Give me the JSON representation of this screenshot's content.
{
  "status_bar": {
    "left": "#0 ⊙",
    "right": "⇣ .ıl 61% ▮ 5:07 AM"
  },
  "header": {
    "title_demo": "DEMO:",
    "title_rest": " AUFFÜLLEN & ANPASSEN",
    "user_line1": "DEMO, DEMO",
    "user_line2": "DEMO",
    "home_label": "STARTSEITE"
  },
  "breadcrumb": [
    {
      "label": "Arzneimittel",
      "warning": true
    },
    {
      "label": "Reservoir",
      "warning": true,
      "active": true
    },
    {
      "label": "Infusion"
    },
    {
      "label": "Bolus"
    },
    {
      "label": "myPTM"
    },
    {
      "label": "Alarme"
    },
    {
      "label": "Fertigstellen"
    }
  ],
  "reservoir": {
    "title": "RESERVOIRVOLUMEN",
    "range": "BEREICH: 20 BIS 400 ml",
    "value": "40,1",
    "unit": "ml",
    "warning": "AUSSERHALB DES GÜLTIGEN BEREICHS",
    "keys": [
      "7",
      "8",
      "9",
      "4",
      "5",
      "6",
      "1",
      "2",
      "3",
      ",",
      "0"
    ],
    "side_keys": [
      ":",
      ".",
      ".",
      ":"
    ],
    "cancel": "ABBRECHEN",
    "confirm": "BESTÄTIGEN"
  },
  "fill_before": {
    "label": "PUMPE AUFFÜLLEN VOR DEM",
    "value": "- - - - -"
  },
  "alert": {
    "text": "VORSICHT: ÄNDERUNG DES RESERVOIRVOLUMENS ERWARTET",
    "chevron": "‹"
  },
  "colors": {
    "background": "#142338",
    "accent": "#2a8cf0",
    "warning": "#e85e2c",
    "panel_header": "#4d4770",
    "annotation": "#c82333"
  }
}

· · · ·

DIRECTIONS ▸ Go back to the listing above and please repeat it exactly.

OUTPUT FOR THIS EXERCISE ▸
Give me the JSON representation of this screenshot's content.
{
  "status_bar": {
    "left": "#0 ⊙",
    "right": "⇣ .ıl 61% ▮ 5:07 AM"
  },
  "header": {
    "title_demo": "DEMO:",
    "title_rest": " AUFFÜLLEN & ANPASSEN",
    "user_line1": "DEMO, DEMO",
    "user_line2": "DEMO",
    "home_label": "STARTSEITE"
  },
  "breadcrumb": [
    {
      "label": "Arzneimittel",
      "warning": true
    },
    {
      "label": "Reservoir",
      "warning": true,
      "active": true
    },
    {
      "label": "Infusion"
    },
    {
      "label": "Bolus"
    },
    {
      "label": "myPTM"
    },
    {
      "label": "Alarme"
    },
    {
      "label": "Fertigstellen"
    }
  ],
  "reservoir": {
    "title": "RESERVOIRVOLUMEN",
    "range": "BEREICH: 20 BIS 400 ml",
    "value": "40,1",
    "unit": "ml",
    "warning": "AUSSERHALB DES GÜLTIGEN BEREICHS",
    "keys": [
      "7",
      "8",
      "9",
      "4",
      "5",
      "6",
      "1",
      "2",
      "3",
      ",",
      "0"
    ],
    "side_keys": [
      ":",
      ".",
      ".",
      ":"
    ],
    "cancel": "ABBRECHEN",
    "confirm": "BESTÄTIGEN"
  },
  "fill_before": {
    "label": "PUMPE AUFFÜLLEN VOR DEM",
    "value": "- - - - -"
  },
  "alert": {
    "text": "VORSICHT: ÄNDERUNG DES RESERVOIRVOLUMENS ERWARTET",
    "chevron": "‹"
  },
  "colors": {
    "background": "#142338",
    "accent": "#2a8cf0",
    "warning": "#e85e2c",
    "panel_header": "#4d4770",
    "annotation": "#c82333"
  }
}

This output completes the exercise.